CREDIT: AP Photo/Kin Cheung
On Monday and Tuesday of this week, casino billionaire and Republican überdonor Sheldon Adelson’s net worth increased by $2.1 billion, largely due to a spike in the value of his company’s stock and a divided payout. The next day, the Supreme Court handed down a 5-4 decision that effectively legalized various money laundering schemes donors like Adelson can use to shunt millions of dollars to Republican candidates and party organizations.
The $2.1 billion Adelson gained over just two days is more than four times the total amount of money former Massachusetts Gov. Mitt Romney spent in his unsuccessful bid for the White House in 2012. According to the Center for Responsive Politics, Romney spent a total of $433,281,516 in 2012, meaning that Adelson earned enough money on Monday and Tuesday of this week to fund the Romney campaign four times over — and still have more than $366 million left for a rainy day fund.
Adelson’s total net worth, according to Forbes, is $40 billion. That’s enough money to give a million dollars to every single Republican House and Senate candidate in every single election cycle for the next 170 years. Indeed, in 2012, ThinkProgress calculated that Adelson’s net worth exceeded the combined gross domestic product of nearly two dozen nations put together. That, however, was back when Adelson’s total fortune was only a paltry $25 billion.

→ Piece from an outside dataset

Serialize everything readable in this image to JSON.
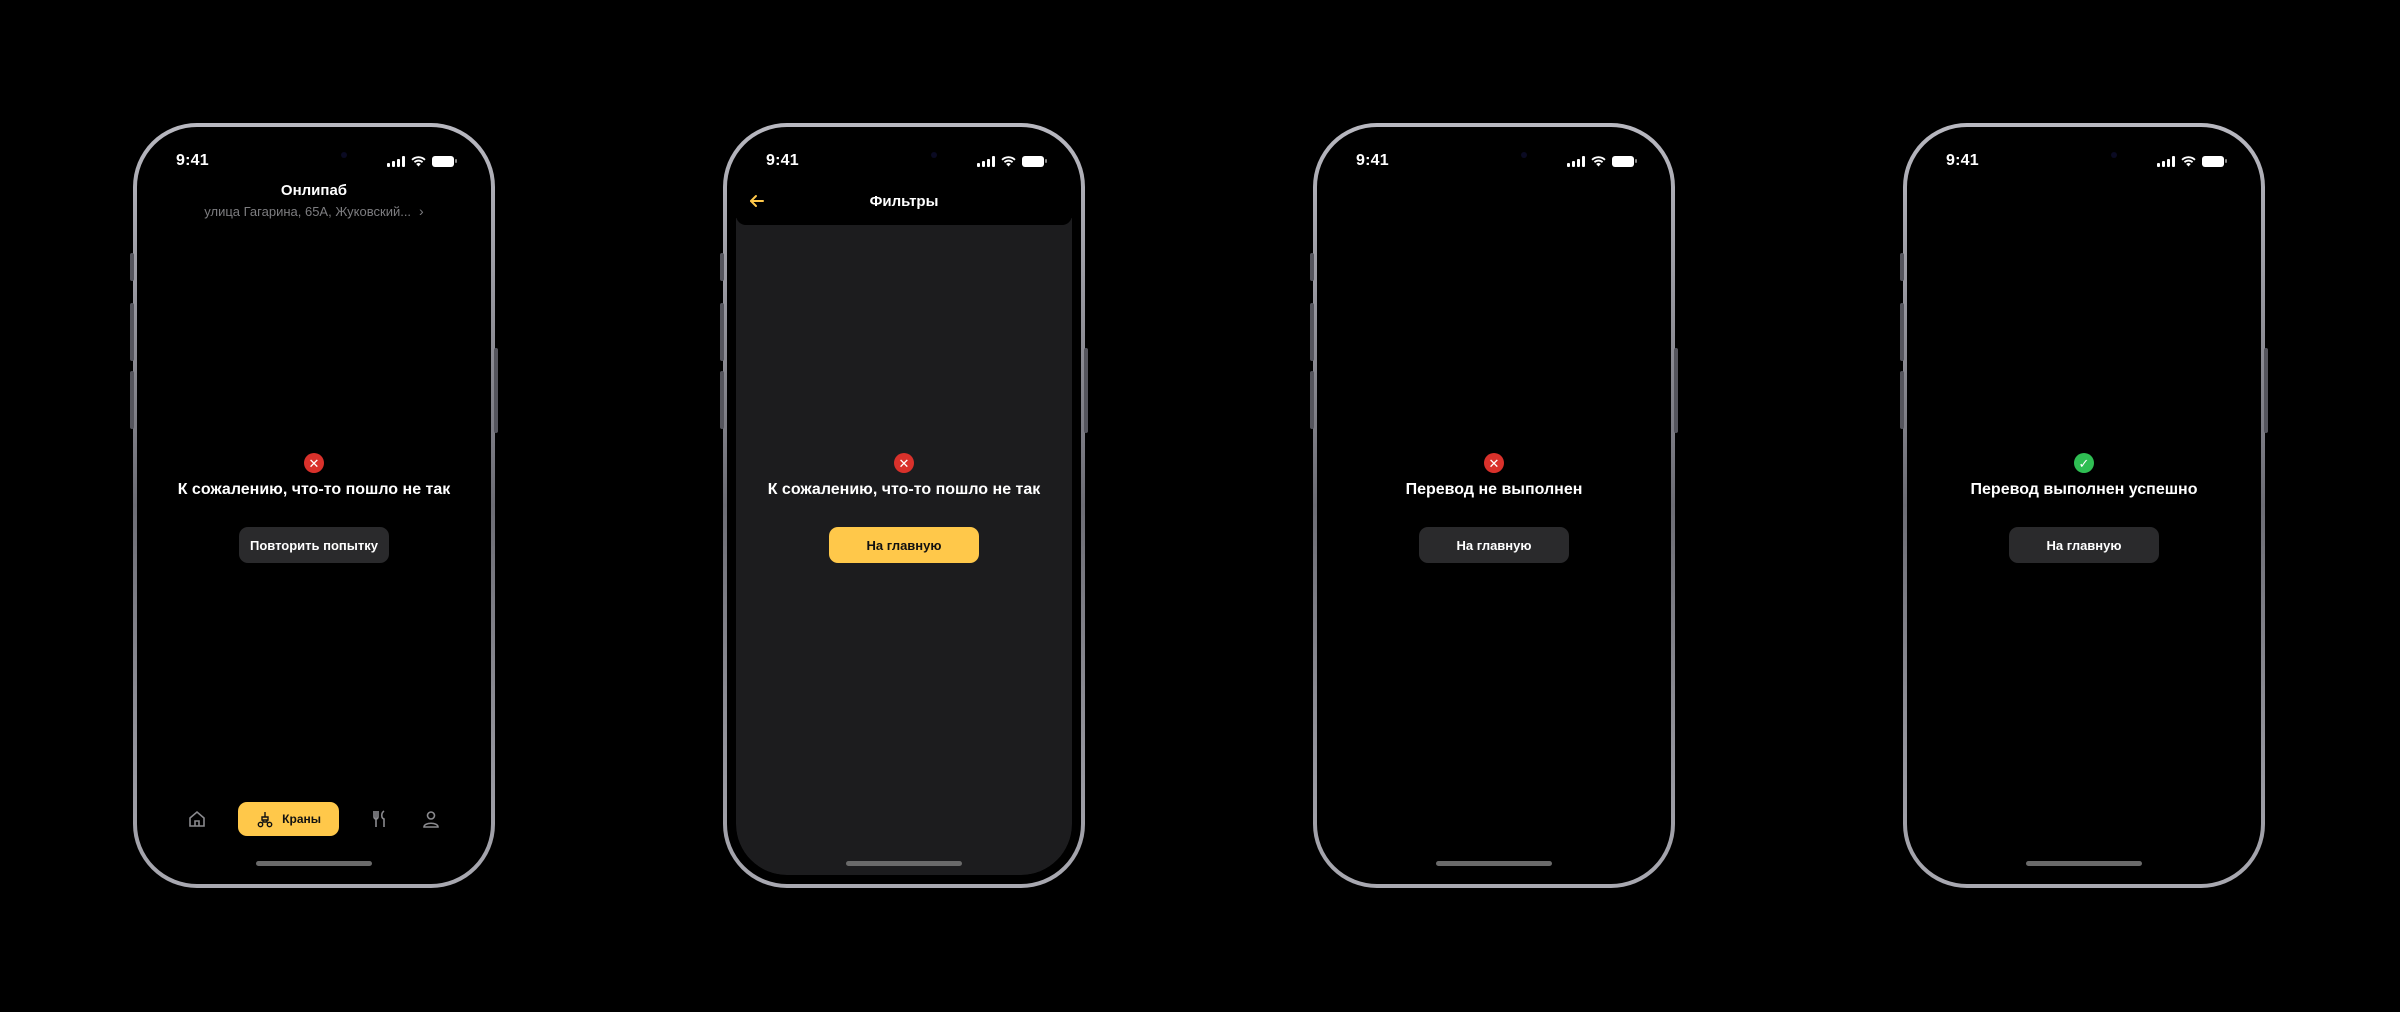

In fairness, if Adelson wanted to give over $400 million to help put a Republican in the White House, the money laundering schemes legalized by Wednesday’s decision in McCutcheon v. FEC probably would only allow him to funnel a fraction of that money directly to the Republican candidate. The bulk of this cash would likely be funneled through super PACs and similar organizations. In the 2012 election, Adelson spent about $150 million seeking to influence elections.
A single billionaire spending hundreds of millions of dollars to place Republican candidates in office, according to the Supreme Court’s decision in Citizens United v. FEC, does “not give rise to corruption or the appearance of corruption.”